Digging more deeply into that however, will have to wait for a few more questions…
¹ As with all things colour and transfer functions, I’ve linked you to none other than Dr. Charles Poynton’s article, which as a nice little blurb on the transformation of electricity into light near the end of the PDF. I’d also like to take this moment to give a shoutout to Dr. Poynton, who has always managed to find time to answer this rando idiot’s questions about the peculiarities of digital signals and other such dark and arcane things. There are other luminaries who we will come across, and Dr. Poynton is indeed one of the deities in the Colour Pantheon.
² The important part of the nonlinear response of a CRT was due to the control grid. Historically, it happened that the nonlinear code values supplied “just worked”, and were a useful feature that ties in with the answer to this post.
³ The reader who has spotted that the heading reads “Nonlinear Transfer Functions” in the plural form will be rewarded in the future.
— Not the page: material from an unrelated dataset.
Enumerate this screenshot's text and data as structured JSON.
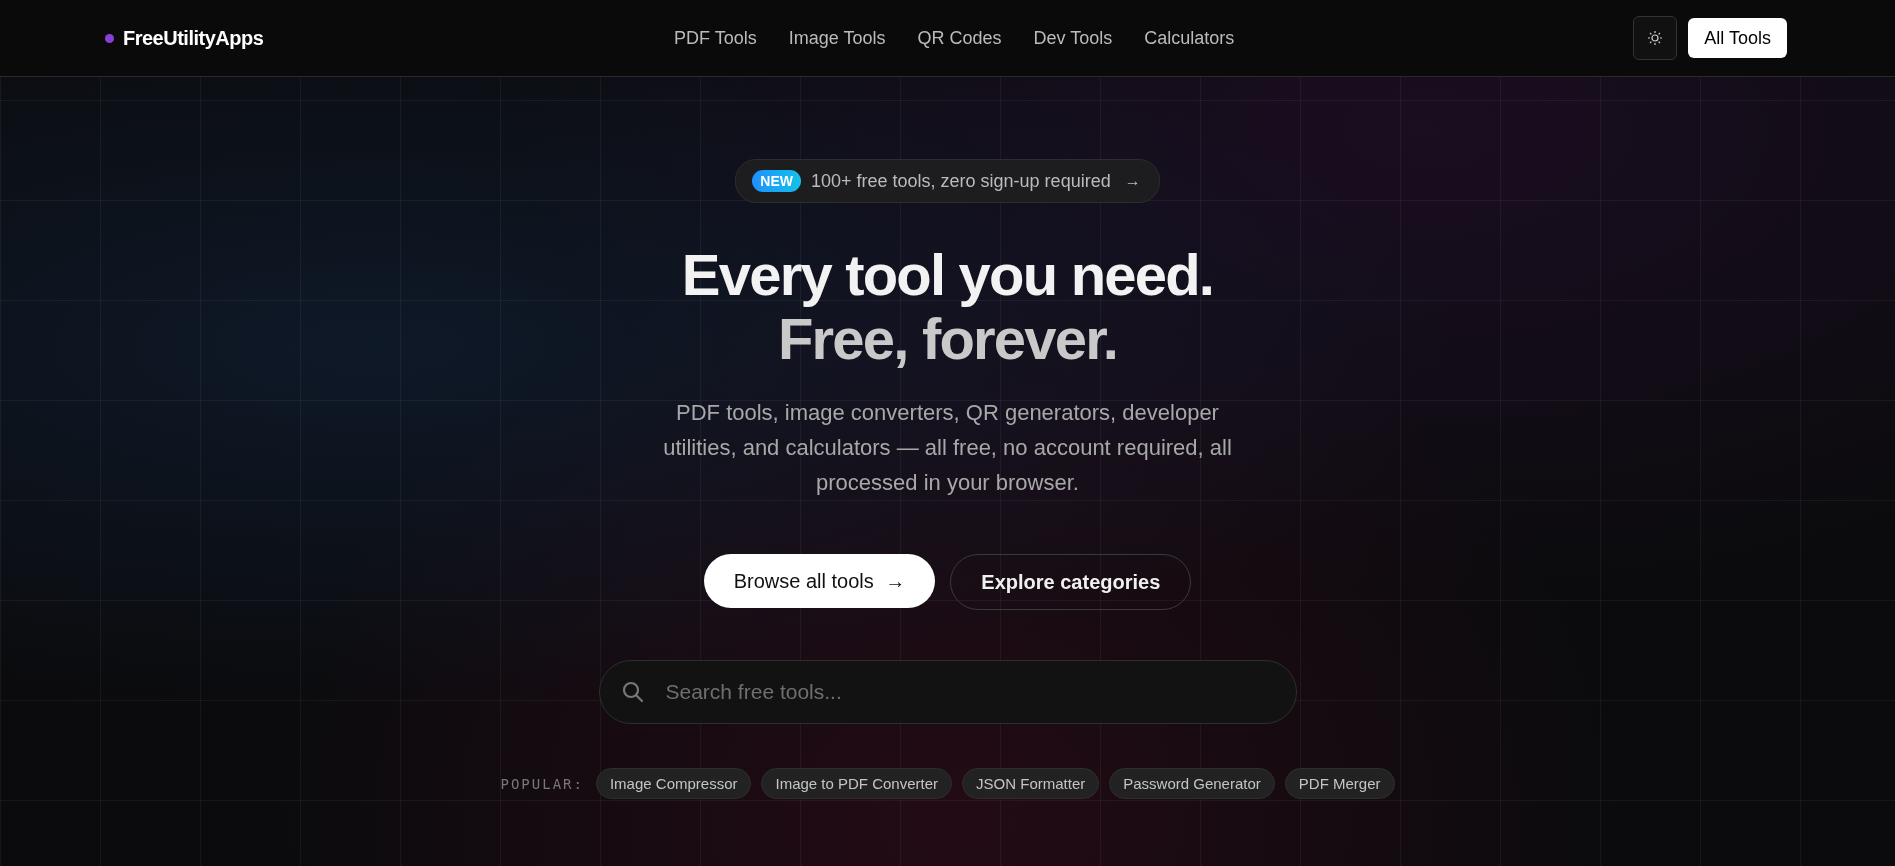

This wasn’t a mistake, and you get a cookie for spotting it.
⁴ Labelling our perceptual system as requiring a “Linear Light Transfer Function” isn’t exactly the most biologically terrific description, but hopefully reusing the concept around transfer functions can help you grasp the nature of the ratios more clearly; our perceptual system only works with linear light, even if it internally interprets and bends that linear light into something more useful for our perceptual systems.